Computer States

In addition to Cyber Squatters (CSQs) hijacking trademarks, personal names, and other intellectual property, lawsuits involving libel, defamation, and product liability are creating legal quagmires for Internet users. Consider a case involving Dow Jones and an Australian industrialist over an allegedly defamatory article that appeared on a U.S – based Dow Jones Web sites. The plaintiff sued Dow Jones, the Web site owner, as the author of the article. Dow Jones argued that the suit should be tried in a New Jersey court, where its servers, the point of publication, are located. The Australian argued that the suit should be brought to Australia because that is where his reputation had been damaged. Australian law favors plaintiffs, whereas in the United States First Amendment rights demand a high burden of proof in libel cases. Australian courts sided with the plaintiff.

It is easy to imagine many situations where the actions of companies or information posted on a site can lead to lawsuit when internet content is lawful in one country but not in the host country. For example, an American studio that makes a movie with nude scenes could be prosecuted in a country that bans nudity in movies. Not only would the movie studio be libel, but the Internet service provider could be liable for material posted on its Web site. Writers and publishers could face libel suits in countries with laws restrictive of free speech where weak or nonexistent free speech protections are tool to intimate and censor. Internet publishers or individual Web site owners fear they can be sue for defamation from any or many jurisdictions, merely because their articles can be downloaded anywhere in the World. Lawsuits involving libel, defamation, and product liability cause companies to voluntarily restrict their Web sites to selected countries rather than leave themselves open to legal action. The Internet is not a libel free zone.

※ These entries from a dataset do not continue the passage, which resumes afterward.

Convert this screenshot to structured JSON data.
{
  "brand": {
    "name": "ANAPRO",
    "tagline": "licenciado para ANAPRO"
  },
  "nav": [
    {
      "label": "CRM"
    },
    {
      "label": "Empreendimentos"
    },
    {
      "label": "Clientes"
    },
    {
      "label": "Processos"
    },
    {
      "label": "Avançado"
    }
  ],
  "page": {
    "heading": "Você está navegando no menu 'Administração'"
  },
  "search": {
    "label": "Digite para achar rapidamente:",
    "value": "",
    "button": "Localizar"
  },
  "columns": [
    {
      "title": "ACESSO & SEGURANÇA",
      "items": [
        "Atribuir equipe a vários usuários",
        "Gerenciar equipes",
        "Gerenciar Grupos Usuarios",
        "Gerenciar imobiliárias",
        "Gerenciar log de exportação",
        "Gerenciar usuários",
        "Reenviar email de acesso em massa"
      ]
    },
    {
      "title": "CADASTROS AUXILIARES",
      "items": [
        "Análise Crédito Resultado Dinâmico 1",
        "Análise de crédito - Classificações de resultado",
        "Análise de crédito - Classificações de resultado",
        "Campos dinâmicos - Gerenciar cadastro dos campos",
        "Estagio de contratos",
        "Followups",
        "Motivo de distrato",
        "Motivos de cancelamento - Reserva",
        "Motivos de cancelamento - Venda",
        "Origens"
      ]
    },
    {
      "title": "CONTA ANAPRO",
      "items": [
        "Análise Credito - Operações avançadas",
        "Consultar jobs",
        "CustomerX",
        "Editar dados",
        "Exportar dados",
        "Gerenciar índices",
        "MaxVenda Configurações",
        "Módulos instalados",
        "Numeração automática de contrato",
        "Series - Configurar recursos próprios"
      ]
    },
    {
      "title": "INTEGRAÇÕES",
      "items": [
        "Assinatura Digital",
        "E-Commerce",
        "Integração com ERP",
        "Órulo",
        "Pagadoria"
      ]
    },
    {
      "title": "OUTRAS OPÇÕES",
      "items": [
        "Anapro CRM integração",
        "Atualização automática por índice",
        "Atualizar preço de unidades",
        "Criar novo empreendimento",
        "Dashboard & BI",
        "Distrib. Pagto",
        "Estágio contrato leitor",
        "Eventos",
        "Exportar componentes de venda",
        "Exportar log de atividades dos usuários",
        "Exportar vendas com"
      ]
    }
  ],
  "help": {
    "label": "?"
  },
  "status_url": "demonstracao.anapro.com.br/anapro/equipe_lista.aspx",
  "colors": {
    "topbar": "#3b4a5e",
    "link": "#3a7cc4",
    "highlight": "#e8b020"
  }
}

The United States has taken a giant step in dealing with domain names pirates by passing the Anti Cyber Squatting Consumer Protection Act (ACPA) and the World Intellectual Property Organization (WIPO) established a structure through the Internet Corporation for Assigned Names and Numbers (ICANN) in which anyone registering a domain name with complying registries must agree to dispute resolution. This is known as the Uniform Dispute Resolution Policy (UDRP). Neither the ACPA nor the UDPR provides all safe ways of recovering a domain name once it has been cyber squatted.

A study indicated that protection is needed for geographical names, ethnic groups, and pharmaceutical substances, all of which have been appropriated by CSQs. These abuses will continue unless preventive steps are taken. Agencies like the Artists Coalition against Piracy (ACAP), DRS and WIPO are useful, but besides being costly the only address disputes involving sites using names that are trademarked and have commercial value or are so well known they have common law trademark rights. Even though protection from cyber squatters is not perfect, if a business has taken steps to properly defend its brand names, trade names, or product names and properly registers them, it greatly enhances its ability to defend against improper use of the name by a third party. Countries that recognize intellectual property will generally refer to those laws to resolve disputes.

Most country’s courts are inclined to assert jurisdiction over online activity, where originates, so long as harm is experienced locally and the sense is that the party responsible either knew or ought to have known that the harm was a likely consequence of its actions. Most agree, though, that laws that are expressly designed to apply not just in a single country but worldwide are necessary to untangle the legal hassles that are occurring.

Of 100 business leaders polled by the International Chamber of Commerce, more than one third said legal uncertainty covering Internet operations affected significant decisions. The most immediate impact, according to the ICC, is clear: many online merchants refuse to sell outside their home countries.